A fascinating and talented leader (let’s call him Neil) asked me that question. Then, he provided the evidence that, in fact, bonuses do not increase engagement.
During a period when the organization hadn’t paid any bonuses (for the first time ever), they completed an engagement survey. Bob reported, “Many people said, ‘I’m not surprised by the poor results…we haven’t paid bonuses. Next year we’ll pay a big bonus…and the engagement scores will soar.’
“Guess what?” he asked. “The next year we paid the biggest bonus in many years. And the engagement score hardly moved at all. Which goes to prove: You can’t fix an intangible problem with a tangible solution.”
Leaders who are Accelerators get the difference between tangible solutions – and the intangible.
Neil explains: “It happens all the time: People complain, ‘They don’t communicate with us!’ Yet, these same people get hundreds of emails a day, e bulletins from every department, and are invited to more meetings than they can attend.
“What people are really saying is, ‘We’re not included.’ They’re asking for the intangible solutions. But what most companies are doing to increase engagement is responding with tangible solutions. Intangible and tangible solutions are two different things.”
In your company’s pursuit of increasing engagement amongst employees, what are the intangible solutions employees are asking for? The inspired leaders on your team are ready with answers.
Bonuses, known in advance, are bribes plain and simple. We try to fix the educatonal system in the US by providing bonuses to teacher and adminstrators. Looking back, programs are rife with fraud. Manufacturing managers are paid a bonus based on meeting certain metrics. They manage to the metric to the detriment of employee health, company reputation and sound priciples.
There is an exciting true example of how “bonuses” should be used. A private paving contractor for 30 + years built a highly reliable, very successful business. He and wife retired, business sold to a mega contractor for many millions. The owner said “This is way more money than I need.” He divided it among his employees based on some formula. Every employee became an instant millionaire.
Two important lessons here from my perspective: First, the owner was a person of integrity. Second, very few instant millionaires quit. They continued to work until the mega contractor asked the to skimp on quality and service.
Thad – the connection your drawing between integrity and bonuses is a strong one. It’s a great reminder for all: What’s the purpose? Is it true? And is it aligned with our values and greater motivation?
Thanks Thad –
Thad – thanks for sharing this thought-provoking story as it relates to this post. You’ve got me thinking and I appreciate it.

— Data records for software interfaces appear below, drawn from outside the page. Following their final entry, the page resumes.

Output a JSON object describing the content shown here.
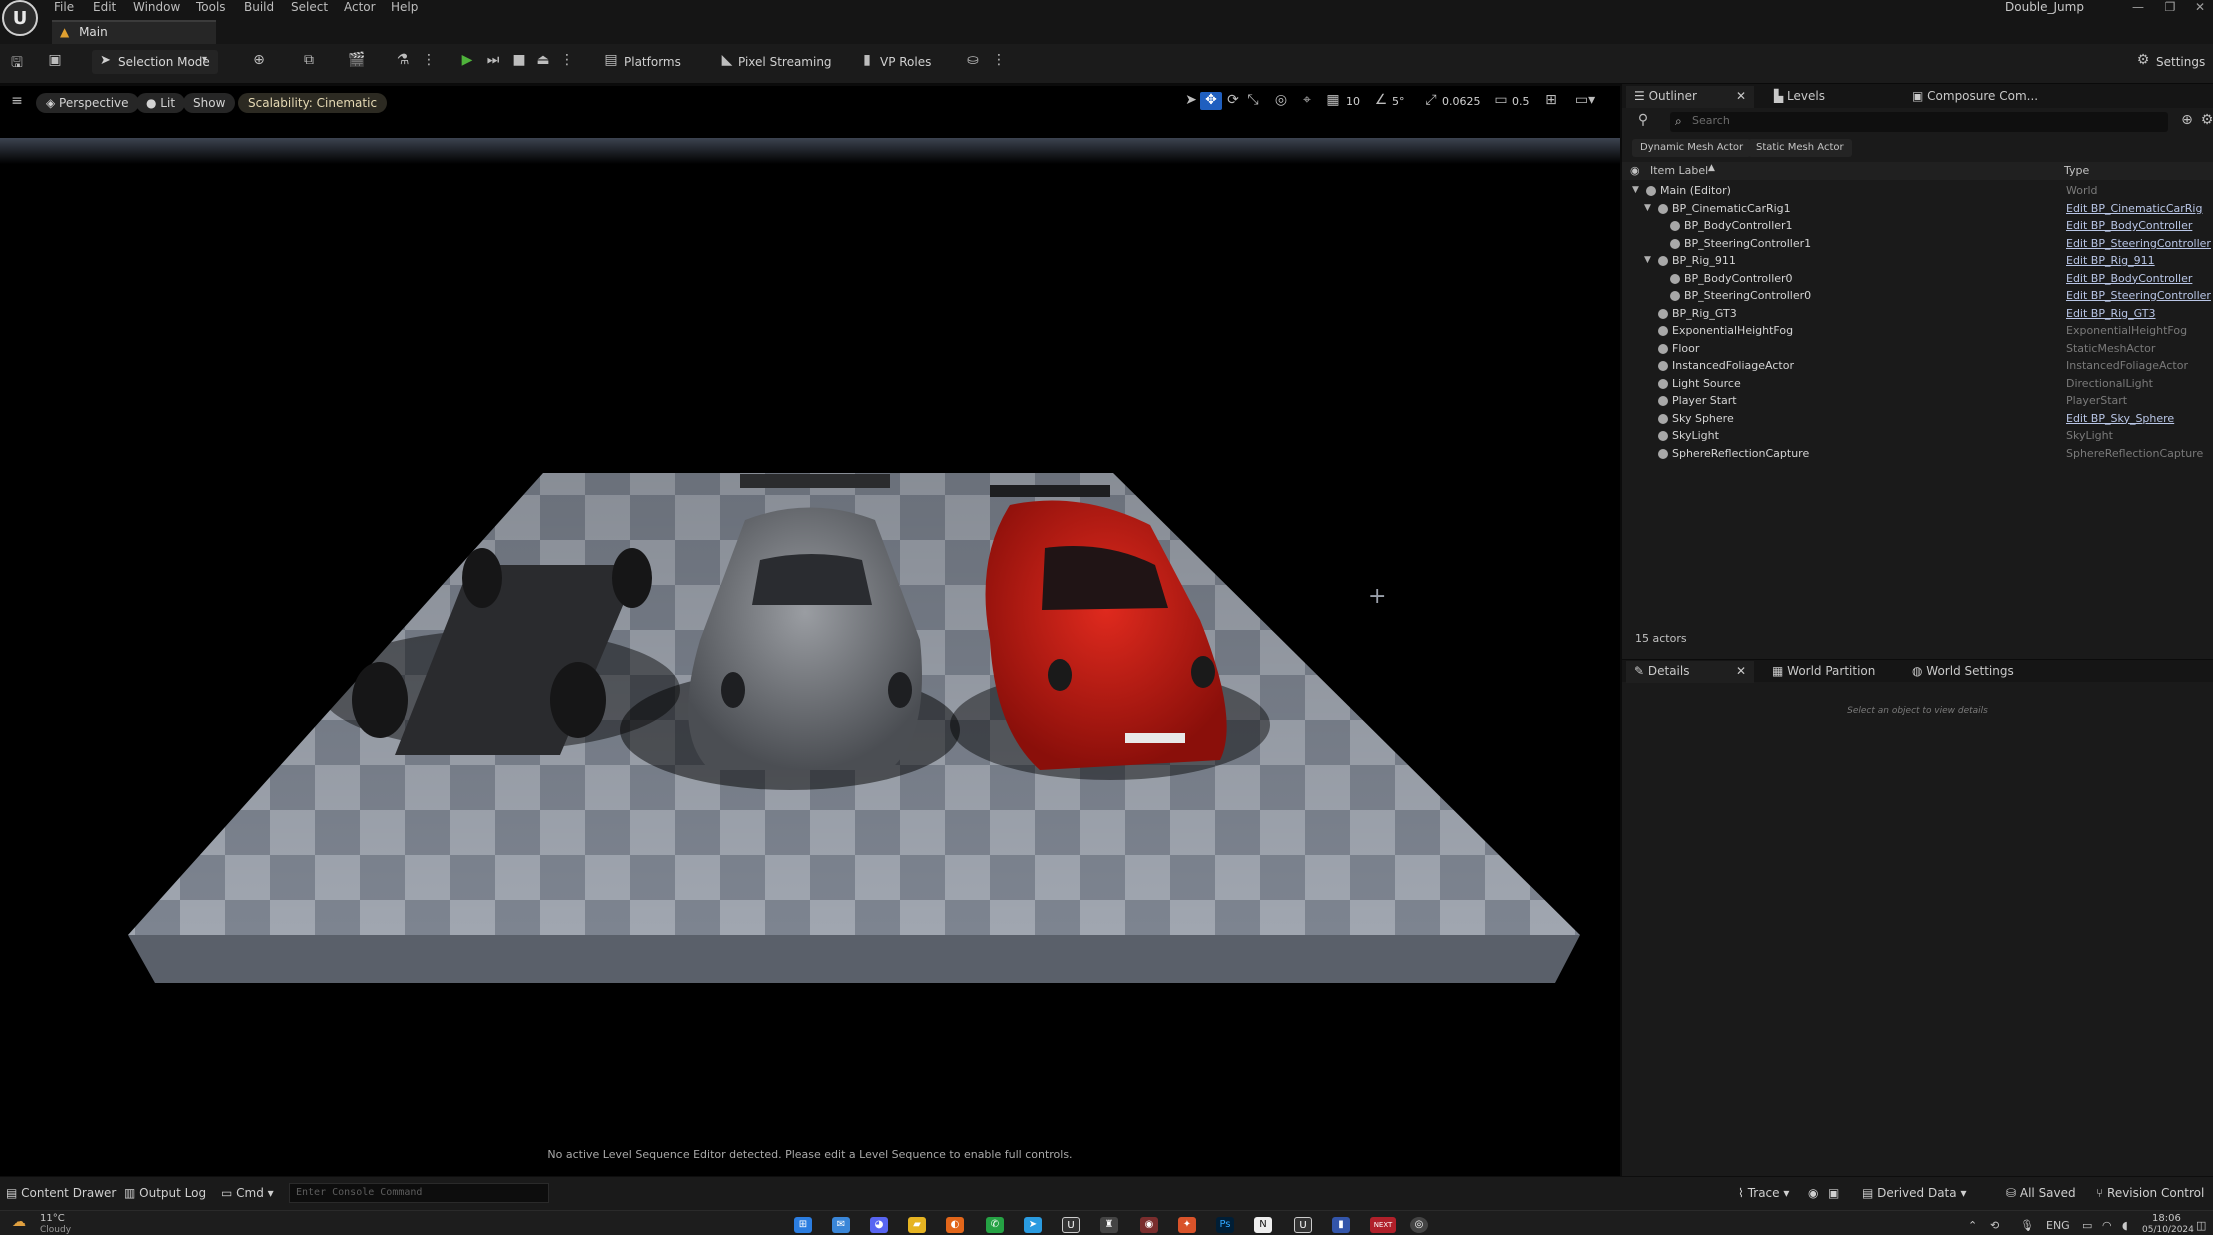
{
  "menu": [
    "File",
    "Edit",
    "Window",
    "Tools",
    "Build",
    "Select",
    "Actor",
    "Help"
  ],
  "window_title": "Double_Jump",
  "tab": {
    "label": "Main"
  },
  "toolbar": {
    "selection_mode": "Selection Mode",
    "platforms": "Platforms",
    "pixel_streaming": "Pixel Streaming",
    "vp_roles": "VP Roles",
    "settings": "Settings"
  },
  "viewport": {
    "perspective": "Perspective",
    "lit": "Lit",
    "show": "Show",
    "scalability": "Scalability: Cinematic",
    "grid_snap": "10",
    "rotation_snap": "5°",
    "scale_snap": "0.0625",
    "camera_speed": "0.5",
    "hint": "No active Level Sequence Editor detected. Please edit a Level Sequence to enable full controls."
  },
  "outliner": {
    "tabs": [
      "Outliner",
      "Levels",
      "Composure Com..."
    ],
    "search_placeholder": "Search",
    "filters": [
      "Dynamic Mesh Actor",
      "Static Mesh Actor"
    ],
    "col_label": "Item Label",
    "col_type": "Type",
    "rows": [
      {
        "label": "Main (Editor)",
        "type": "World"
      },
      {
        "label": "BP_CinematicCarRig1",
        "type": "Edit BP_CinematicCarRig"
      },
      {
        "label": "BP_BodyController1",
        "type": "Edit BP_BodyController"
      },
      {
        "label": "BP_SteeringController1",
        "type": "Edit BP_SteeringController"
      },
      {
        "label": "BP_Rig_911",
        "type": "Edit BP_Rig_911"
      },
      {
        "label": "BP_BodyController0",
        "type": "Edit BP_BodyController"
      },
      {
        "label": "BP_SteeringController0",
        "type": "Edit BP_SteeringController"
      },
      {
        "label": "BP_Rig_GT3",
        "type": "Edit BP_Rig_GT3"
      },
      {
        "label": "ExponentialHeightFog",
        "type": "ExponentialHeightFog"
      },
      {
        "label": "Floor",
        "type": "StaticMeshActor"
      },
      {
        "label": "InstancedFoliageActor",
        "type": "InstancedFoliageActor"
      },
      {
        "label": "Light Source",
        "type": "DirectionalLight"
      },
      {
        "label": "Player Start",
        "type": "PlayerStart"
      },
      {
        "label": "Sky Sphere",
        "type": "Edit BP_Sky_Sphere"
      },
      {
        "label": "SkyLight",
        "type": "SkyLight"
      },
      {
        "label": "SphereReflectionCapture",
        "type": "SphereReflectionCapture"
      }
    ],
    "actor_count": "15 actors"
  },
  "details": {
    "tabs": [
      "Details",
      "World Partition",
      "World Settings"
    ],
    "empty": "Select an object to view details"
  },
  "statusbar": {
    "content_drawer": "Content Drawer",
    "output_log": "Output Log",
    "cmd": "Cmd",
    "console_placeholder": "Enter Console Command",
    "trace": "Trace",
    "derived_data": "Derived Data",
    "all_saved": "All Saved",
    "revision_control": "Revision Control"
  },
  "taskbar": {
    "weather_temp": "11°C",
    "weather_desc": "Cloudy",
    "lang": "ENG",
    "time": "18:06",
    "date": "05/10/2024"
  },
  "colors": {
    "accent_play": "#4fb33b",
    "link": "#b9c6e6",
    "car_red": "#c21a13"
  }
}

2 quick thoughts: the first is relevance and the second is integrity. Bonuses are reward mechanisms that are more scorecarding than behaviour driving. If the output(and behaviours) that is being driven by the bonus is not relevant to the motivation driving engagement, the return on the investment is minimal at best. Which brings us to integrity. If personal leadership at all levels of the organization is not at the highest level of integrity, then bonus or not, over communication or not, even high involvement will not create the desired level of engagment.
John: An important point!
What I know for sure is a slight twist to the question. Does engagement increase bonuses? If the bonus if based on performance then the answer is – highly likely. All businesses are in it for success. This is true for non-profits as well as for profit businesses. Success will always come from engaging people and bonuses, well there a bonus.
Thanks for the perspective Dan. It points to the research: employees that are more engaged demonstrate higher performance, thus greater success.